The Chinese government has a goal: rule the global electric-car market by mid-decade. Of China’s 47 car companies, the Shenzhen-based BYD, which says it will begin selling its e6 EV in the U.S. this year, gets the most buzz. Fresh off a $230-million investment by Warren Buffett, BYD wants to surpass Toyota as the world’s largest car company by 2025, and it has an army of 30,000 workers living in high-rise dorms on its four-square-mile campus to make it happen.
Japanese companies have dominated lithium-ion manufacturing since Sony first commercialized the technology in 1991. Those companies have joined Mitsubishi, Nissan and Toyota in the scramble for a place in the new electric-car industry.
An American arm of the Korean company LG Chem will build batteries for the Chevy Volt.
An intellectual hub for the American electric-car movement, the Bay Area is home to Tesla Motors and various electric-car infrastructure companies. San Francisco is already installing charging stations for the early-adopter market. Stanford University, the University of California at Berkeley and Lawrence Berkeley National Laboratory help supply the EV scene with brainiacs, while the Bay Area’s venture capitalists keep the funding flowing.
Luxury plug-in-hybrid start-up Fisker Automotive is here, along with Coda, an American company scheduled to bring Chinese-built electric cars to the States later this year.
The Big Three automakers are still standing, and at least the two biggest among them, GM and Ford, are betting on electrification.

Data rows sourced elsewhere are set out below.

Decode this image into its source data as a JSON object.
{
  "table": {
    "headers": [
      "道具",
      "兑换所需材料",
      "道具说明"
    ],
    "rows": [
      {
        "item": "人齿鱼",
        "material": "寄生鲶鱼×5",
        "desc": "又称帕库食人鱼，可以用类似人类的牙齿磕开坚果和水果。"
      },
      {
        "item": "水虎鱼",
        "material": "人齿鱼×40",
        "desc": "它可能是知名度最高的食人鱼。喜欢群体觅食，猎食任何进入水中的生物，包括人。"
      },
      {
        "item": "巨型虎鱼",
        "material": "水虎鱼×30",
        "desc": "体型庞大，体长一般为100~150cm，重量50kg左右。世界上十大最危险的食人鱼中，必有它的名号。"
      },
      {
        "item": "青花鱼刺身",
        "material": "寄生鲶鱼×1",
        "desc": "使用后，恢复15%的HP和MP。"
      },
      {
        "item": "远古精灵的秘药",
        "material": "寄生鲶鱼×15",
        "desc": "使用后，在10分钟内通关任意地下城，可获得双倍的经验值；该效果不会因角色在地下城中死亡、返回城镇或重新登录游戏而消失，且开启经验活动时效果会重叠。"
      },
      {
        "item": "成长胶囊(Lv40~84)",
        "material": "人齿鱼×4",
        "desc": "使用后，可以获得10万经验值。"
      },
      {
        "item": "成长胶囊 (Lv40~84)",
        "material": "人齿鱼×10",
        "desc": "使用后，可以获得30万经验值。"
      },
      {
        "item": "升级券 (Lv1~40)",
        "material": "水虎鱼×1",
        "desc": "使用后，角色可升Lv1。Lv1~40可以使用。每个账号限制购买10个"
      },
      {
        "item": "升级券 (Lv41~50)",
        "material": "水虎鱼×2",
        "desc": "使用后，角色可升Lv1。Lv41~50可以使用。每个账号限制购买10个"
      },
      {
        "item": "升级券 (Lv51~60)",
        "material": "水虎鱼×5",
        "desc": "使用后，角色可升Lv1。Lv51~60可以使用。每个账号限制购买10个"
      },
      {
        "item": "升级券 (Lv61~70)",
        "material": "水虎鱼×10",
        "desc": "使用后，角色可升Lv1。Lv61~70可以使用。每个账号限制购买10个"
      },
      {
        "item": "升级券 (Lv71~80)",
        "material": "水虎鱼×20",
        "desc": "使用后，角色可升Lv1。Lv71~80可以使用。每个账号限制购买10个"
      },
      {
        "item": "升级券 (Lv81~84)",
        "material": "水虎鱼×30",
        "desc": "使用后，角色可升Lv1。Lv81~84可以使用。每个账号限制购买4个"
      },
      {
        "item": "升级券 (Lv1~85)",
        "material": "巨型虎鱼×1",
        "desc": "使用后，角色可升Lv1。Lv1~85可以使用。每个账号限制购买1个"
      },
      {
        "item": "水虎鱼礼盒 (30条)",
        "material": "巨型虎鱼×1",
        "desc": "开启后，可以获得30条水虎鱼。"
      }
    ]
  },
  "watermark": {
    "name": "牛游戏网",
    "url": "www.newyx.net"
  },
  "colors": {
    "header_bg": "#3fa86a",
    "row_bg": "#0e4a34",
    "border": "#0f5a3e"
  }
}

In addition to the Chevy Volt, GM’s Cadillac has designed a plug-in concept that may become reality. Ford’s all-electric Focus and upcoming plug-in hybrid are due out in the next two years. At least four battery companies are building automotive-grade lithium-ion cell factories in Michigan, and GM’s new battery-pack assembly plant began producing Volt batteries in January.
The CEO of the Indianapolis-based lithium-ion company EnerDel calls greater Indy the “Silicon Valley of the auto industry.” EnerDel, which makes EV batteries for Volvo, Think and others, is building a third factory here, and electric-drive-component suppliers such as Delphi, Allison Transmission and Remy are also in the area.

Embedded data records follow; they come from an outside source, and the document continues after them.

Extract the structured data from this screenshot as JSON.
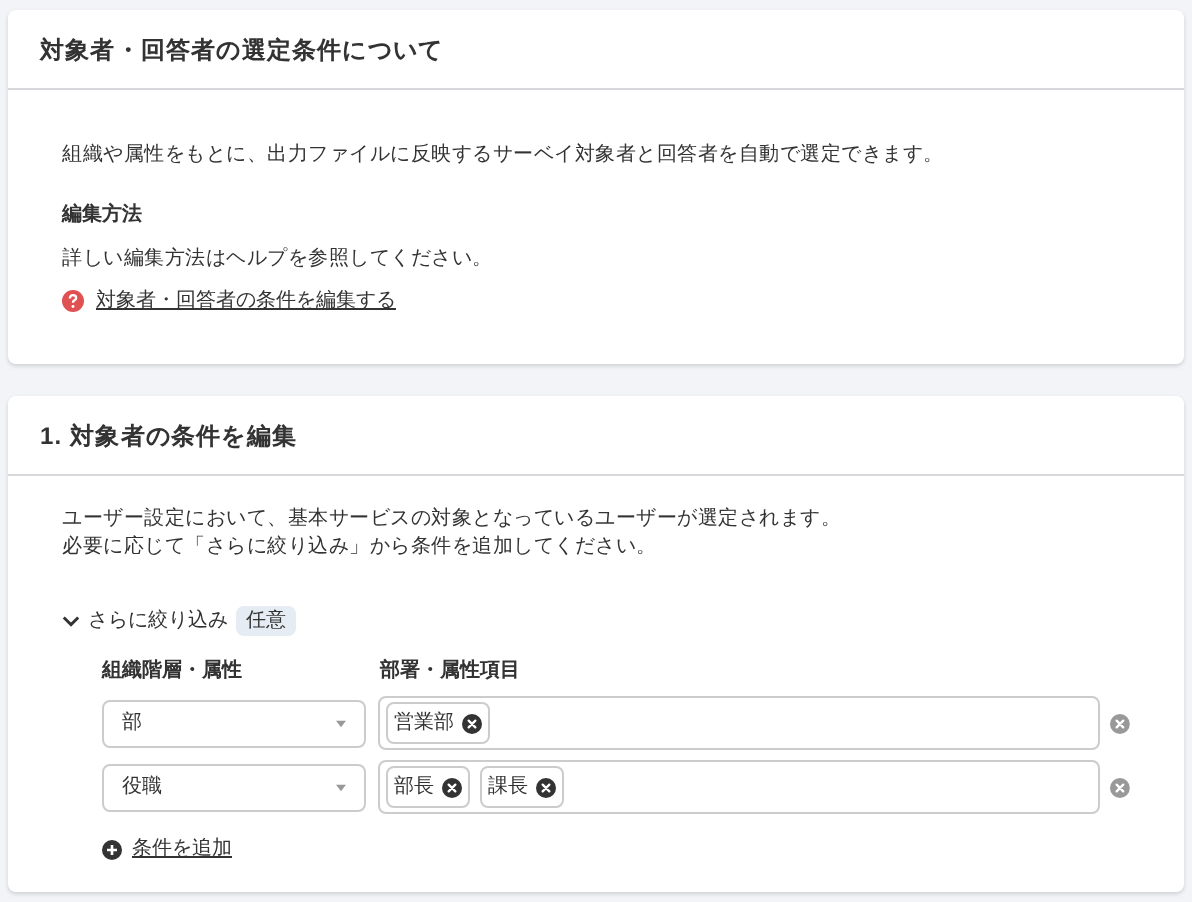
{
  "about_card": {
    "title": "対象者・回答者の選定条件について",
    "description": "組織や属性をもとに、出力ファイルに反映するサーベイ対象者と回答者を自動で選定できます。",
    "edit_method": {
      "heading": "編集方法",
      "text": "詳しい編集方法はヘルプを参照してください。",
      "help_link": "対象者・回答者の条件を編集する"
    }
  },
  "edit_card": {
    "title": "1. 対象者の条件を編集",
    "description_lines": [
      "ユーザー設定において、基本サービスの対象となっているユーザーが選定されます。",
      "必要に応じて「さらに絞り込み」から条件を追加してください。"
    ],
    "filter": {
      "label": "さらに絞り込み",
      "expanded": true,
      "badge": "任意",
      "columns": [
        "組織階層・属性",
        "部署・属性項目"
      ],
      "rows": [
        {
          "attribute": "部",
          "tags": [
            "営業部"
          ]
        },
        {
          "attribute": "役職",
          "tags": [
            "部長",
            "課長"
          ]
        }
      ],
      "add_link": "条件を追加"
    }
  }
}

Nissan will build up to 150,000 Leaf electric cars per year at its plant in Smyrna by 2012. It will make the batteries for those cars in a Tennessee factory it’s building with a $1.4-billion loan from the DOE.

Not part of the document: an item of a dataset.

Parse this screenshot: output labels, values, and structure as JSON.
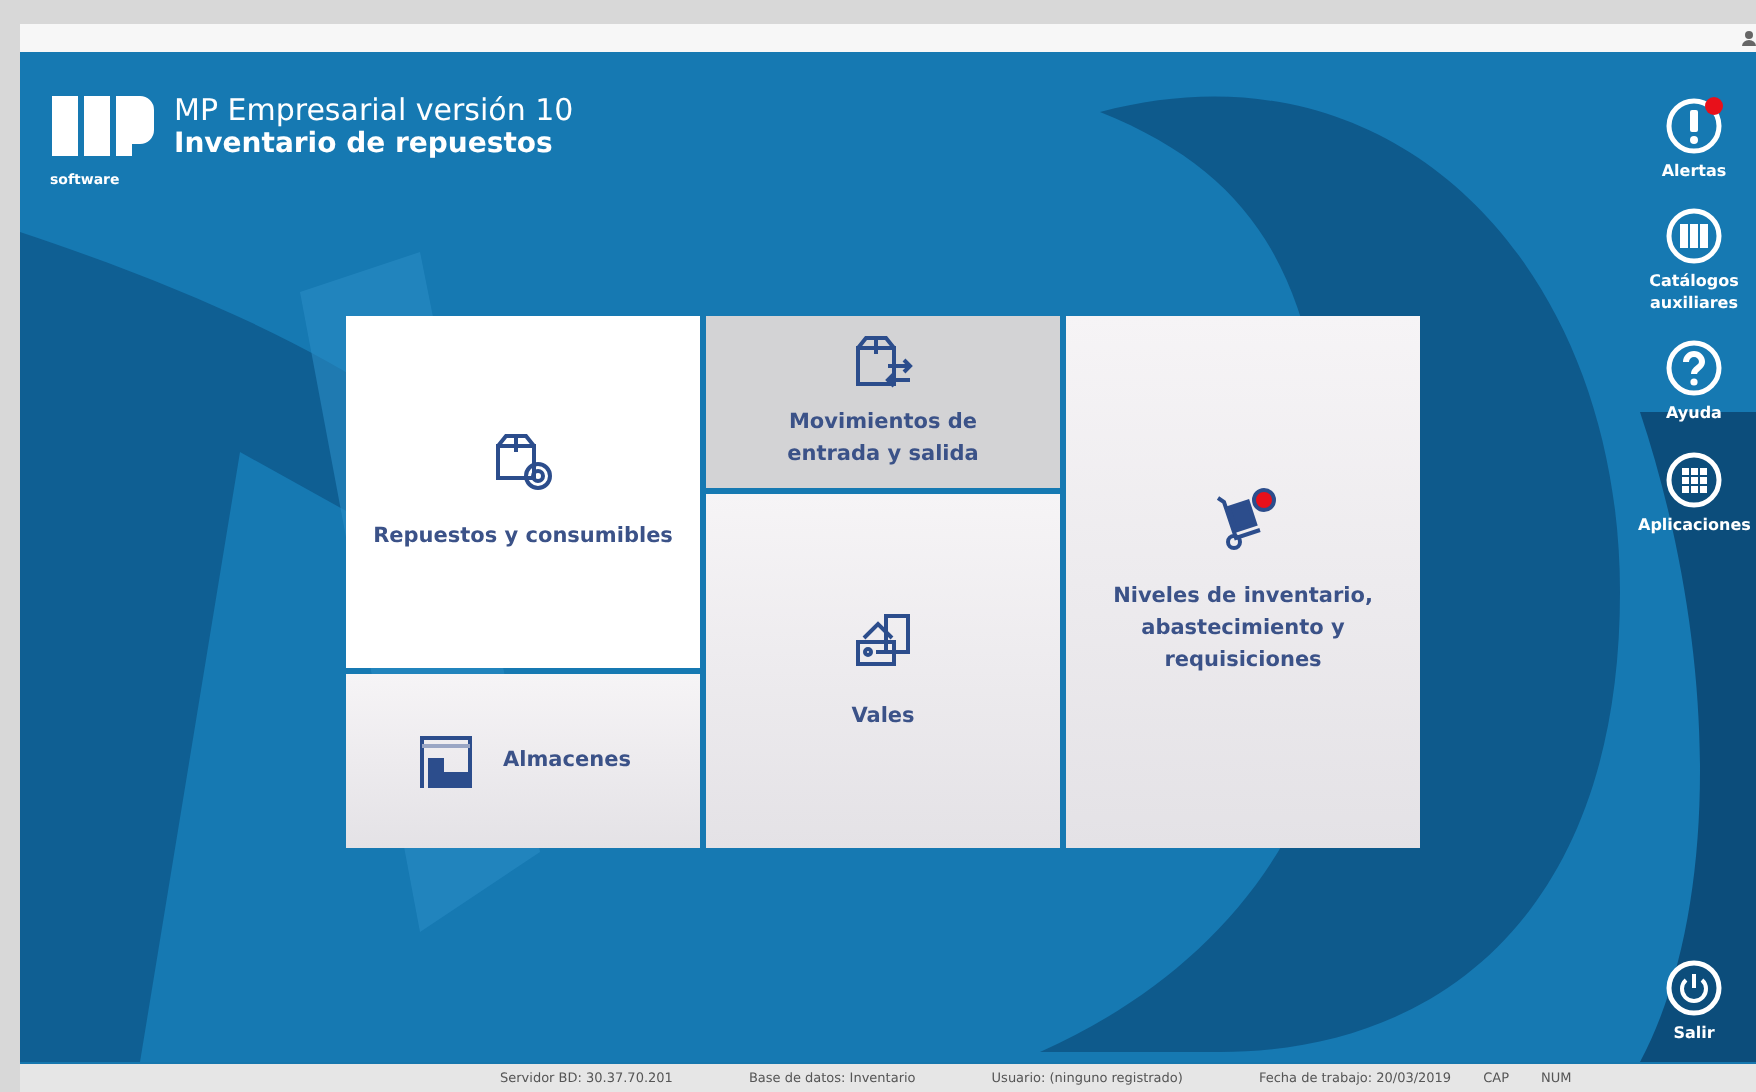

The Massachusetts Institute of Technology is a hotbed of advanced energy-storage research, and its professors have a knack for turning lab work into companies. The best known is the lithium-ion start-up A123 Systems. A123 lost its bid to build batteries for the Chevy Volt, but it’s still involved in development projects with GM, and it’s selling batteries to Cessna (for starting jet engines), BAE Systems (for hybrid city buses in New York, Toronto and San Francisco), Fisker and electric utilities, which it supplies with shipping-container-size “grid batteries.” Boston Power, another battery start-up here, is developing EVs with Saab and the Swedish government.
Five amazing, clean technologies that will set us free, in this month's energy-focused issue. Also: how to build a better bomb detector, the robotic toys that are raising your children, a human catapult, the world's smallest arcade, and much more.